This highlights a difficult task for automotive manufacturers and suppliers. How do you simultaneously compete in the automotive industry of today, while investing and preparing for the disruptive industry of the future that includes autonomous and connected cars, electrification, and new mobility models? It’s not an easy answer. The automotive industry is in a very healthy, and profitable, place at the moment. The revenue being generated has allowed companies to invest heavily in both current products and future technology, but at some point belts will need to be tightened as sales decline. Our Strategy& team recently published a paper titled How to overcome five myths that are distracting your auto company. In it, they outline some of the common misconceptions around next-gen mobility and the idea that it is right around the corner. They offer advice on some of the things companies can do today in order to maximize their business while preparing for the future.

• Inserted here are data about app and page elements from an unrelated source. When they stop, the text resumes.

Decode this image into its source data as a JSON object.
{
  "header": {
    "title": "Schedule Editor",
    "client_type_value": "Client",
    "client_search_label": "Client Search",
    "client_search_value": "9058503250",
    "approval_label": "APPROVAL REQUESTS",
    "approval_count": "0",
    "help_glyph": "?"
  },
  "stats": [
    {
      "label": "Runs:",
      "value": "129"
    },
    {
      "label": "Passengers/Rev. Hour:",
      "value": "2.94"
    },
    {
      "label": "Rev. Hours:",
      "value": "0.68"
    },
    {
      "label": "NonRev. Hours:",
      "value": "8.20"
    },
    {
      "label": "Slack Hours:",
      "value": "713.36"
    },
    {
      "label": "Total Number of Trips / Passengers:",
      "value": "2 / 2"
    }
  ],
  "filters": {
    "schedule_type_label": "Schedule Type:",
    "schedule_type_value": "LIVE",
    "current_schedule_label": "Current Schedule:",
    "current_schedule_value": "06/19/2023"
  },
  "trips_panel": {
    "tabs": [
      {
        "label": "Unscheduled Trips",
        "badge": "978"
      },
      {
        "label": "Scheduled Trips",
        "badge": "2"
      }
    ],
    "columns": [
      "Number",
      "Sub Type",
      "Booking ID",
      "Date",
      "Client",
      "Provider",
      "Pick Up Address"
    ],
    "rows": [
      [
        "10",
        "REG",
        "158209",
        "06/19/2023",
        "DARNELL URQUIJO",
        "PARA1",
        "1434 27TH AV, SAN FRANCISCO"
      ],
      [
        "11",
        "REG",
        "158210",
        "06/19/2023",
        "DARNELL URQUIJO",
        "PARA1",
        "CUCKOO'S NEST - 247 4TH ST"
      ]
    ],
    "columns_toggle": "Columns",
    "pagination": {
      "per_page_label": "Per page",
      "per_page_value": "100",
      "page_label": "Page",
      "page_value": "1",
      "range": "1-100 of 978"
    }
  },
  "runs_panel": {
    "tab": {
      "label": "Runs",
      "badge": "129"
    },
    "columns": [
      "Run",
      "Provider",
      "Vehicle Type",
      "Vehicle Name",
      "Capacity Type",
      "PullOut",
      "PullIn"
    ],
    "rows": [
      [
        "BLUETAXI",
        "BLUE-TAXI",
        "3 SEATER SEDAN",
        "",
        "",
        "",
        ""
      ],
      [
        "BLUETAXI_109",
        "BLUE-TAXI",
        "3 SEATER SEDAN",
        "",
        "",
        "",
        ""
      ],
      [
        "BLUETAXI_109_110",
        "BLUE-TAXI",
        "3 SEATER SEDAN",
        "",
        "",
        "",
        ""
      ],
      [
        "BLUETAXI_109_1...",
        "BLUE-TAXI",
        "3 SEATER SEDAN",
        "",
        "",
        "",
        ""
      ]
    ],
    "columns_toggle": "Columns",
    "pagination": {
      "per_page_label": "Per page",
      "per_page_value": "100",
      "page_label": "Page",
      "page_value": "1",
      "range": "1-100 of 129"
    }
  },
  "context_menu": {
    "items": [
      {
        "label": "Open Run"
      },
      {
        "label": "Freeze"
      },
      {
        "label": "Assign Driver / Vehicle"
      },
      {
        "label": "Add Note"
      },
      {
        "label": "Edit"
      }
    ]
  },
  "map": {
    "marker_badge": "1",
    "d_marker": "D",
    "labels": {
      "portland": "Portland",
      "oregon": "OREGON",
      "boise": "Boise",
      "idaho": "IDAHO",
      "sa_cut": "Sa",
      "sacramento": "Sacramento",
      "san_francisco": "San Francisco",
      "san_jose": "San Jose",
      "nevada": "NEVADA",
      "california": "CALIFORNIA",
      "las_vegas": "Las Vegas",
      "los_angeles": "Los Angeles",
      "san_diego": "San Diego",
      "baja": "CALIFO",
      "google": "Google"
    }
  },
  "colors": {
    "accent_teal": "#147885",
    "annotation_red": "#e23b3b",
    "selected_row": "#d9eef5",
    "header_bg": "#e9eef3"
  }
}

To be clear, there is no doubt that the technologies related to next-gen mobility are coming; it’s just that there are plenty of hurdles to clear before we see them dominating the streets. The challenges that most immediately come to mind are cost reduction, technological breakthroughs, infrastructure investment, regulatory considerations, and (most importantly) consumer trust. Give credit to the industry, billions of dollars have been invested to-date to address these issues, which will go a long way in accelerating the pace of innovation and rate of adoption. However, until that day comes, we will continue to see two very distinct automotive industries, with companies trying to decide if they want to play in one or both of them.